### YOUR OBJECTIVE
Tally the lines below that contain "this" and reply with only the tally.

### SOURCE DATA
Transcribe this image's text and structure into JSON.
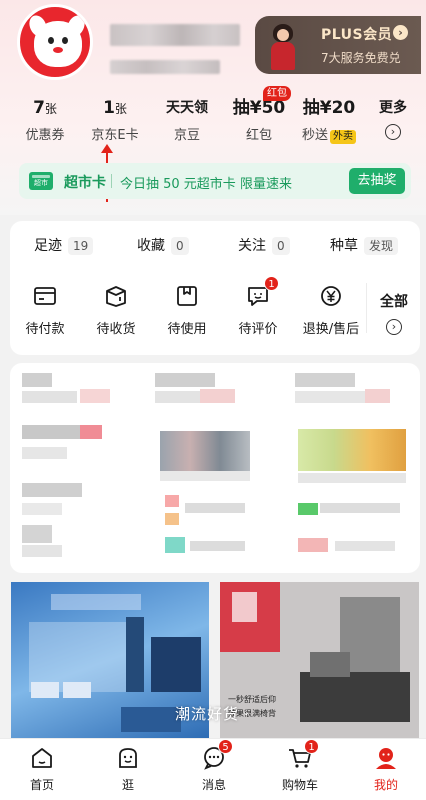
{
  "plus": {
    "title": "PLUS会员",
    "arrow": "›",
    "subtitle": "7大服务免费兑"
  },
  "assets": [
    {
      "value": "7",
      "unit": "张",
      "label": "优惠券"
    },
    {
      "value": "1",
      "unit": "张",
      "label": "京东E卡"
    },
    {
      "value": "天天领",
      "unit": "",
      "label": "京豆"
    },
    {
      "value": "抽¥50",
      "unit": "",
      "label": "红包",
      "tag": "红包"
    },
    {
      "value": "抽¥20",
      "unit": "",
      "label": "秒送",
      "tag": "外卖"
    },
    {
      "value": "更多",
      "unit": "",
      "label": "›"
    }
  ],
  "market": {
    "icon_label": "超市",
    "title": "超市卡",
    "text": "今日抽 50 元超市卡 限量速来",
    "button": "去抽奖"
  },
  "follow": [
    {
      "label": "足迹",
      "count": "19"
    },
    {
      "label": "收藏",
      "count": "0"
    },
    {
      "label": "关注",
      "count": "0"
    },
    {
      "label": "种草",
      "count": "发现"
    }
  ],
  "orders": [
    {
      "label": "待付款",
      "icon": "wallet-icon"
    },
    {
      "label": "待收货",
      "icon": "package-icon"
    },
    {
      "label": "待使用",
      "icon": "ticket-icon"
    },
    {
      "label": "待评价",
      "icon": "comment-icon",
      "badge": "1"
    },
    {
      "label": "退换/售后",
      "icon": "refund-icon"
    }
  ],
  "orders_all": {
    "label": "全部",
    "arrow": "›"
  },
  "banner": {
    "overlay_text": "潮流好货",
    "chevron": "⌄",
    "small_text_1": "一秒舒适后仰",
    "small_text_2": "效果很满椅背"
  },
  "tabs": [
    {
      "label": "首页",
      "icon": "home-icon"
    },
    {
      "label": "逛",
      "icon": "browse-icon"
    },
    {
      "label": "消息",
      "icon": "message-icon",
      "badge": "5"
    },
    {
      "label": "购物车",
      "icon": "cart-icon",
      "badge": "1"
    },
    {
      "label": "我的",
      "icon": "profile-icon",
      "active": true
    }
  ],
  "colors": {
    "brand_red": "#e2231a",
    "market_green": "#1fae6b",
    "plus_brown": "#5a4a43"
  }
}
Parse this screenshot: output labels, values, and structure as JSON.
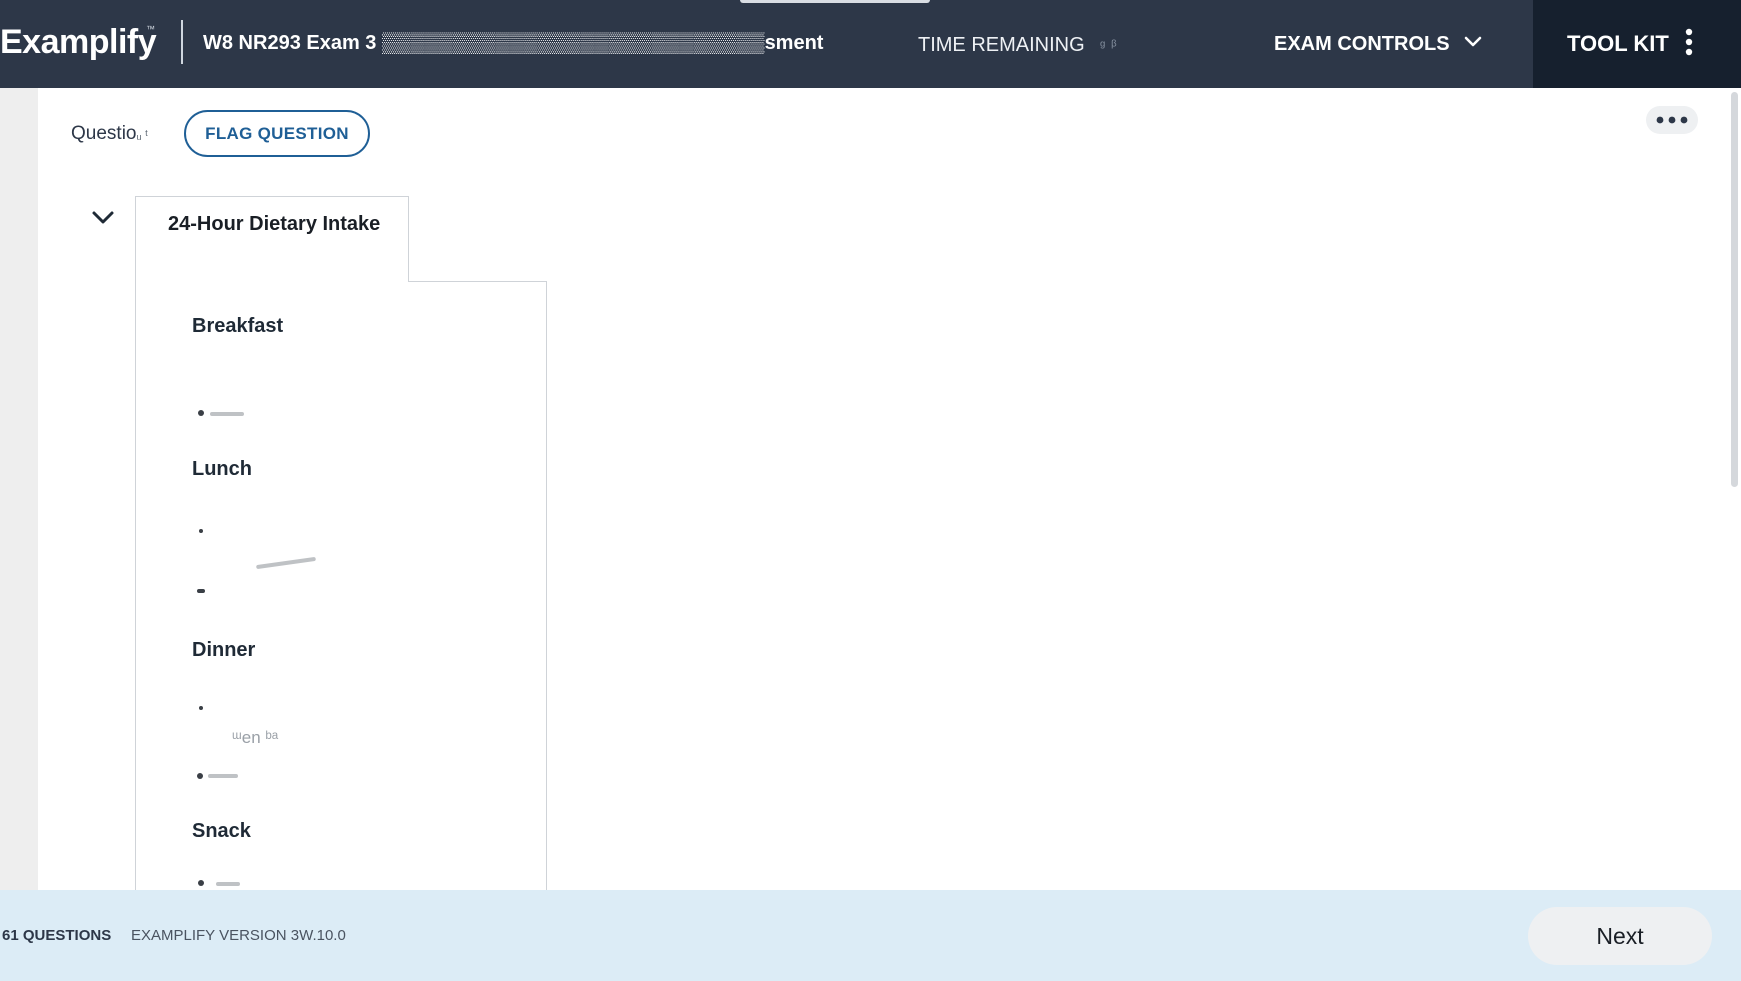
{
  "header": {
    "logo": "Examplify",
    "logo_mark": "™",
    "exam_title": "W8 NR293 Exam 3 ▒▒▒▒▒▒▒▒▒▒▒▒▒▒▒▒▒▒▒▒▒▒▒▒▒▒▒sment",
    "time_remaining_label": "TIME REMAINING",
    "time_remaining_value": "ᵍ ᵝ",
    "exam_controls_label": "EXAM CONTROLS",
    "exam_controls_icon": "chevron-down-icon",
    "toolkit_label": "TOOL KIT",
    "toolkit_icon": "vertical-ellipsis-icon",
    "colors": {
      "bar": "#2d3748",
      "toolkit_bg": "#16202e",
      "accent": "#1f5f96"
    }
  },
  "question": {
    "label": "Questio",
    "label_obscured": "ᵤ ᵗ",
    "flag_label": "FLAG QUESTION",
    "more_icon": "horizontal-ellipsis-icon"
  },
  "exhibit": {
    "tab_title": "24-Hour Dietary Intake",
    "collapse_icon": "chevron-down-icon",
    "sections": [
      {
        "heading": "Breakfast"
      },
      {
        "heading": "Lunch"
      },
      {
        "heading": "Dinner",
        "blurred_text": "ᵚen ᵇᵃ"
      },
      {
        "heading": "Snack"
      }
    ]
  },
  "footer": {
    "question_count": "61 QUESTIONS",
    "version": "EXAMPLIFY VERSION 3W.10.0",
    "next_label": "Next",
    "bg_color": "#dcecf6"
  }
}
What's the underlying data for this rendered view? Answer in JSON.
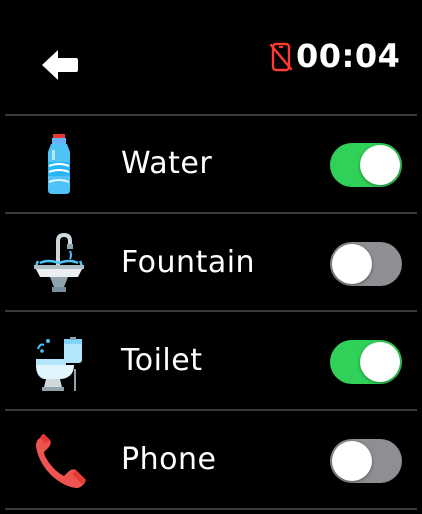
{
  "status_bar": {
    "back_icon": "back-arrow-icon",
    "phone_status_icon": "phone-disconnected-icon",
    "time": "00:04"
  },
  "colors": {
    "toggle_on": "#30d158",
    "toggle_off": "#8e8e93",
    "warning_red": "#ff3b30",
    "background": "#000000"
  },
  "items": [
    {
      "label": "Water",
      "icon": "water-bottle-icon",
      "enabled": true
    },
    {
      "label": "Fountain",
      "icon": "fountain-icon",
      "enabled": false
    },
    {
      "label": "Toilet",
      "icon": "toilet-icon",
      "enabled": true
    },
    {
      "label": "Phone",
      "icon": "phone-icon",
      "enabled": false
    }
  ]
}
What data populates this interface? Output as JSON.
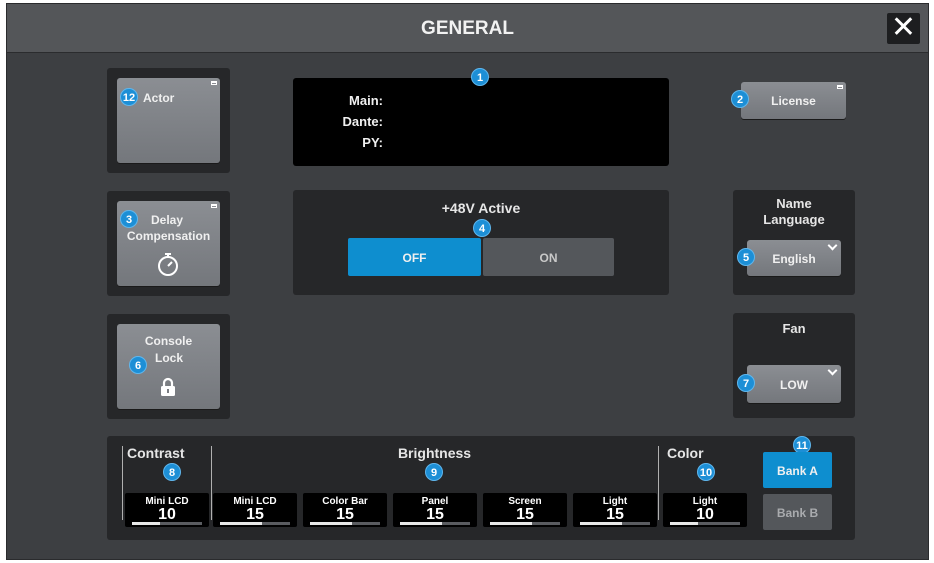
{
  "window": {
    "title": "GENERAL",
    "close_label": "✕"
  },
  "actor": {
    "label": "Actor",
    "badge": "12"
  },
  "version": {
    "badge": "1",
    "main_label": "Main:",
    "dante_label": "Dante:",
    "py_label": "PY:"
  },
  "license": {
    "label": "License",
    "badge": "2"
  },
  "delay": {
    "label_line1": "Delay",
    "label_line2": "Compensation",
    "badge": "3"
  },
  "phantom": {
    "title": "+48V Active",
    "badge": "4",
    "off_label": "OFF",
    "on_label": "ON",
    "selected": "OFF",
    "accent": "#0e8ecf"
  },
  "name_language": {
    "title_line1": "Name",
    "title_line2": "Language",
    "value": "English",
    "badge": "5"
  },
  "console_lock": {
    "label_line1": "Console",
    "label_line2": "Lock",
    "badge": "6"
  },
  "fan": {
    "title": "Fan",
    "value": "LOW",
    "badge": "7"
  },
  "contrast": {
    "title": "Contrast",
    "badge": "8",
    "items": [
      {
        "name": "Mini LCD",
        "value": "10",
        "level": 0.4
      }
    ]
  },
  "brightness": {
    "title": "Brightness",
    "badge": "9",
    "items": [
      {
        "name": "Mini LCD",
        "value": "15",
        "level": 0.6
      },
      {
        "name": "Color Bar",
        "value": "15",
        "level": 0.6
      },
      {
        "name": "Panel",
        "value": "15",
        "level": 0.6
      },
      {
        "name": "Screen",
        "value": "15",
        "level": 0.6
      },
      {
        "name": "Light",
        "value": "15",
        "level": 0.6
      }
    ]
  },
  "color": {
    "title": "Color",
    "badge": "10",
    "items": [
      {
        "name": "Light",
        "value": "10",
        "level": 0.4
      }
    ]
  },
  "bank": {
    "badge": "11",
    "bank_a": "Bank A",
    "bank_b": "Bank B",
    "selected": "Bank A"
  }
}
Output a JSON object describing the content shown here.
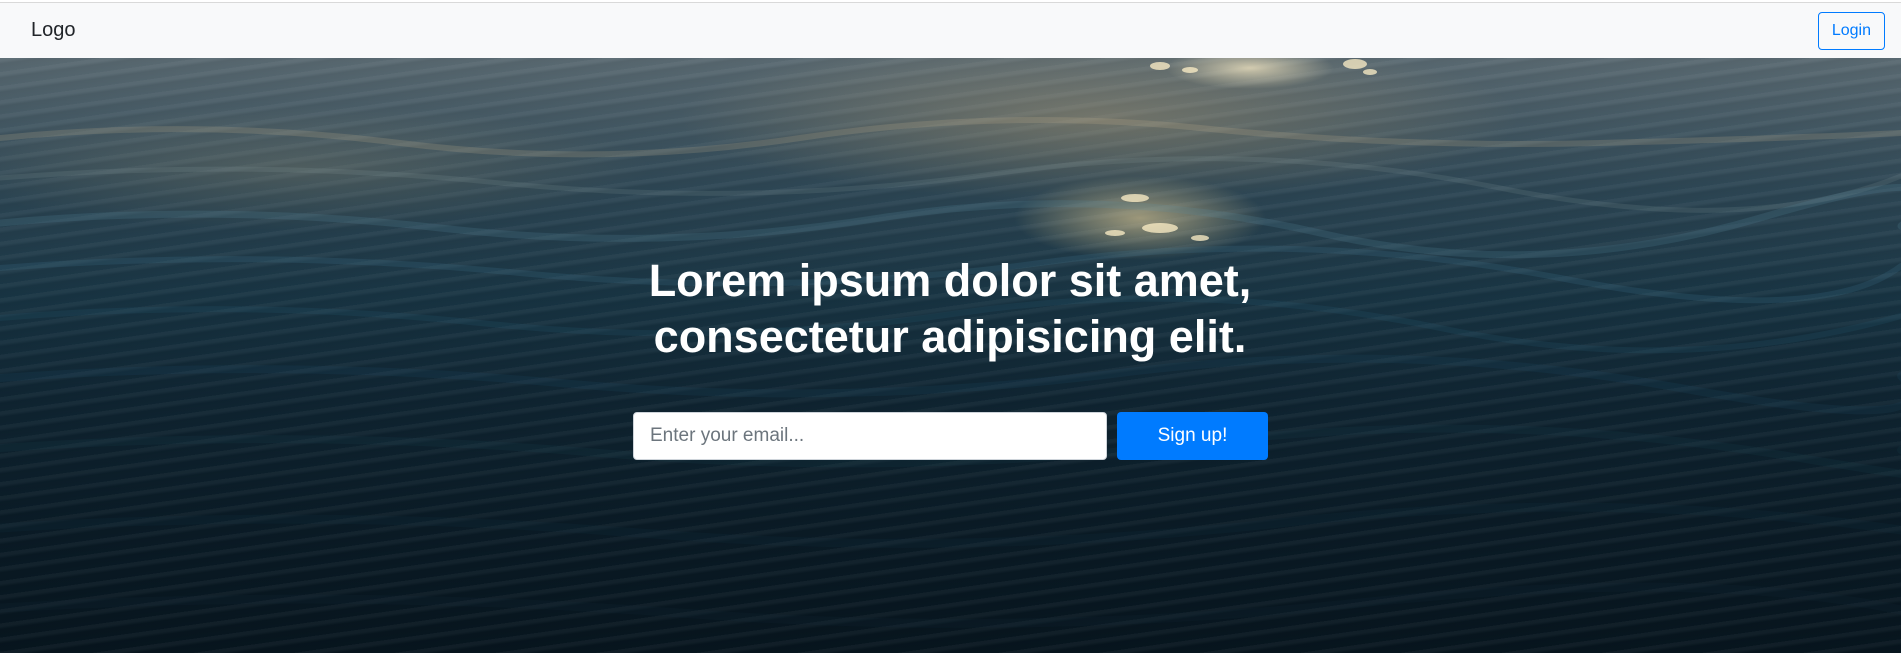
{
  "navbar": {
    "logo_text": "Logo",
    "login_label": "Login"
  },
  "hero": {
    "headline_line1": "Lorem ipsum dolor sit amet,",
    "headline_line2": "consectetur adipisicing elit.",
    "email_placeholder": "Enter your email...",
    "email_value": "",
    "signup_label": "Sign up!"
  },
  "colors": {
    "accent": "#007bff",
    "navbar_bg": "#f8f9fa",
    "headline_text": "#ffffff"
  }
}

### SOLUTION
4